Who can use guided imagery relaxation exercises?
This type of meditation can be used by almost anyone, regardless of age, sex, or race. Studies show though that children and women have an easier time gaining mastery in this technique since they are naturally more imaginative. Compared to mindfulness meditation, guided imagery is easier to learn and practice since it requires less time and discipline from a practitioner. Getting started in guided imagery though would usually require first-time users to gain mastery of some exercises. There are various guided imagery exercises that will be shared or taught to you by a psychotherapist or other licensed practitioners or you can download online.
Start Using the Best Relaxation Techniques Now By Following these Body Relaxation Techniques
To fully optimize and make the most out of these exercises, follow the techniques below:
- Your choice of imagery content has to be consistent with your values. As such, don’t let other practitioners influence you with your choice of imagery, especially if they do not sit well with your values. Although it may take some time, let your personal images come up and work for you.
- Don’t force yourself too hard. Seasoned practitioners say that guided imagery always works best in a permissive, relaxed, and unforced atmosphere. As such, try not to get too intense about getting it right immediately. Your level of efficiency and mastery will increase with time and practice. Whatever skill level you start with, you will improve with regular practice.
- Imagery is usually more powerful when you are in a group. This is largely due to the contagious nature of the altered state. As such, if you are just starting, work with a support group, special study group, or healing group.
- When practicing this technique, don’t forget to engage your other senses, particularly your kinesthetic or feeling and auditory or hearing or listening senses. Music, in particular, can increase the effects of imagery, especially if it is well-chosen.
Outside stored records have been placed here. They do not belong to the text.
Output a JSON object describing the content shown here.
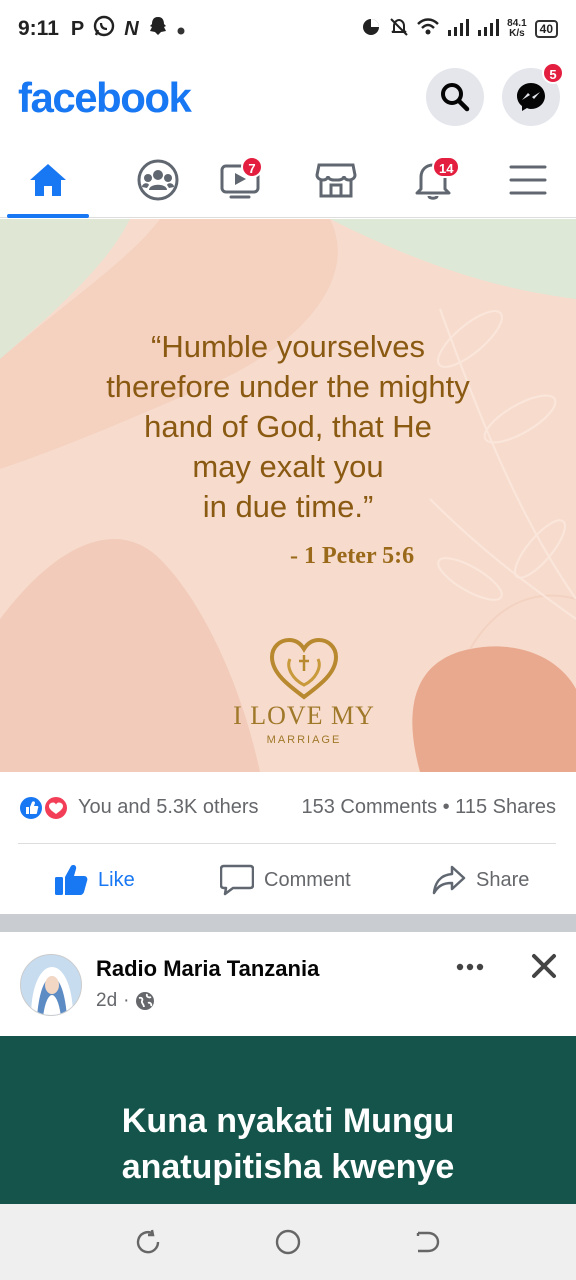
{
  "status_bar": {
    "time": "9:11",
    "left_icons": [
      "p-icon",
      "whatsapp-icon",
      "n-icon",
      "snapchat-icon",
      "dot-icon"
    ],
    "left_glyphs": [
      "P",
      "N"
    ],
    "net_speed_value": "84.1",
    "net_speed_unit": "K/s",
    "battery": "40"
  },
  "header": {
    "logo": "facebook",
    "messenger_badge": "5"
  },
  "tabs": {
    "watch_badge": "7",
    "notifications_badge": "14"
  },
  "post1": {
    "quote_lines": [
      "“Humble yourselves",
      "therefore under the mighty",
      "hand of God, that He",
      "may exalt you",
      "in due time.”"
    ],
    "reference": "- 1 Peter 5:6",
    "brand_name": "I LOVE MY",
    "brand_sub": "MARRIAGE",
    "reactions_text": "You and 5.3K others",
    "counts_text": "153 Comments • 115 Shares",
    "like_label": "Like",
    "comment_label": "Comment",
    "share_label": "Share"
  },
  "post2": {
    "page_name": "Radio Maria Tanzania",
    "time_ago": "2d",
    "dot": "·",
    "text_lines": [
      "Kuna nyakati Mungu",
      "anatupitisha kwenye"
    ]
  },
  "colors": {
    "brand_blue": "#1877f2",
    "badge_red": "#e41e3f",
    "quote_gold": "#8a5a12",
    "post2_bg": "#14544a"
  }
}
- Avoid using imperative verb forms if you will be using self-talk with your imagery. Practitioners say that the use of “bossy” language aren’t naturally encouraging and can marshal unnecessary resistance from your part.
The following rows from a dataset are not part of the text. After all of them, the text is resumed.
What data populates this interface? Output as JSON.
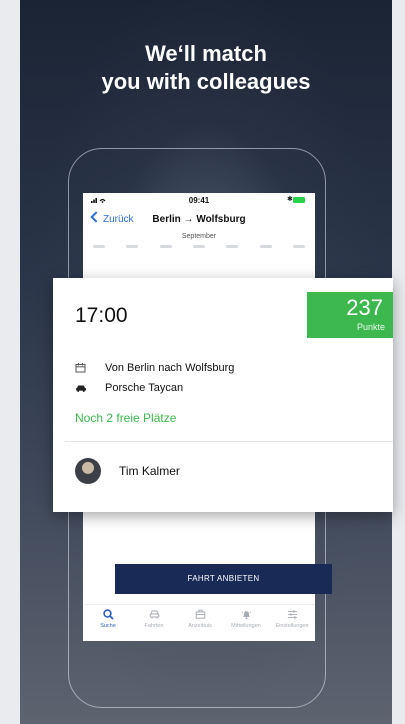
{
  "headline": {
    "line1": "We‘ll match",
    "line2": "you with colleagues"
  },
  "status_bar": {
    "time": "09:41",
    "battery_prefix": "✱"
  },
  "nav": {
    "back_label": "Zurück",
    "title": "Berlin → Wolfsburg"
  },
  "calendar": {
    "month": "September"
  },
  "ride_card": {
    "time": "17:00",
    "points_value": "237",
    "points_label": "Punkte",
    "route": "Von Berlin nach Wolfsburg",
    "car": "Porsche Taycan",
    "seats": "Noch 2 freie Plätze",
    "driver": "Tim Kalmer"
  },
  "offer_button": {
    "label": "FAHRT ANBIETEN"
  },
  "tabs": [
    {
      "label": "Suche",
      "icon": "search-icon",
      "active": true
    },
    {
      "label": "Fahrten",
      "icon": "car-icon",
      "active": false
    },
    {
      "label": "Anzeibuis",
      "icon": "briefcase-icon",
      "active": false
    },
    {
      "label": "Mitteilungen",
      "icon": "bell-icon",
      "active": false
    },
    {
      "label": "Einstellungen",
      "icon": "sliders-icon",
      "active": false
    }
  ],
  "colors": {
    "accent_green": "#3db84e",
    "button_navy": "#1a2a57",
    "link_blue": "#2f6fd0"
  }
}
Guided relaxation techniques for body and mind relaxation that is drug free
Guided imagery, on the other hand, is an experience that is more than visual. It makes use the imagination with taste, smell, and sounds. It actually has a general theme for finishing specific goals such as quitting bad habits, losing weight, dealing with pain, and many more. Although these concepts have already been around for centuries, it has only gained popularity recently. Indeed, this is an excellent stress buster and a unique relaxation technique that can be achieved through the coordination of physical and mental processes.
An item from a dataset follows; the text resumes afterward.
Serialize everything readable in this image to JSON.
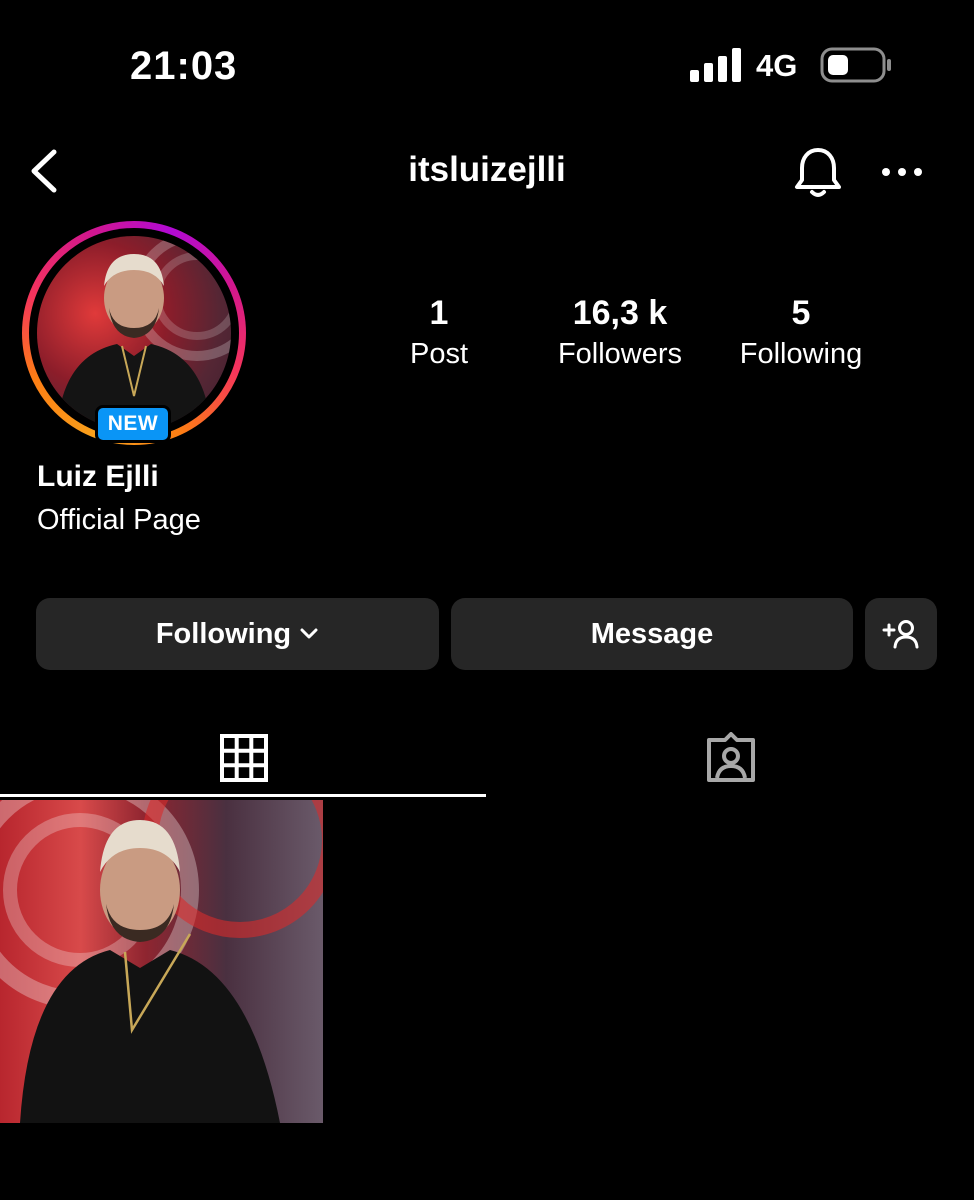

Visualization is the term used to describe such process. This imagery state will strengthen your mind just like how exercises can strengthen your body. It can actually create a physical or psychological state if you begin activating your sense or if you imagine yourself in a new environment. This state of imaginations has been proven to boost the body’s immune system as well as increase the positive thinking within you, reducing depression.
The subtle power of mind relaxation techniques combined with muscle relaxation techniques
Among the biggest benefits of utilizing guided imagery as a therapeutic tool is that it can easily be accessed. It can be used anytime and anywhere. Also, it is an equal opportunity therapy. Though some training in the techniques might be required, it is accessible to everyone, regardless of your education, economic status or location. Guided imagery is a two-part process. The first component involves reaching a state of deep relaxation through breathing and muscle relaxation techniques. Once complete relaxation is achieved, the second component of the exercise is the imagery, or visualization, itself. There are a number of different types of guided imagery techniques.
Lastly, keep in mind that imagery that can elicit emotion is generally more effective than imagery that doesn’t. As such, don’t feel embarrassed about feeling sad or even crying with certain imagery. Responding with some form of emotion is a positive sign that the imagery is working for you in a deep way.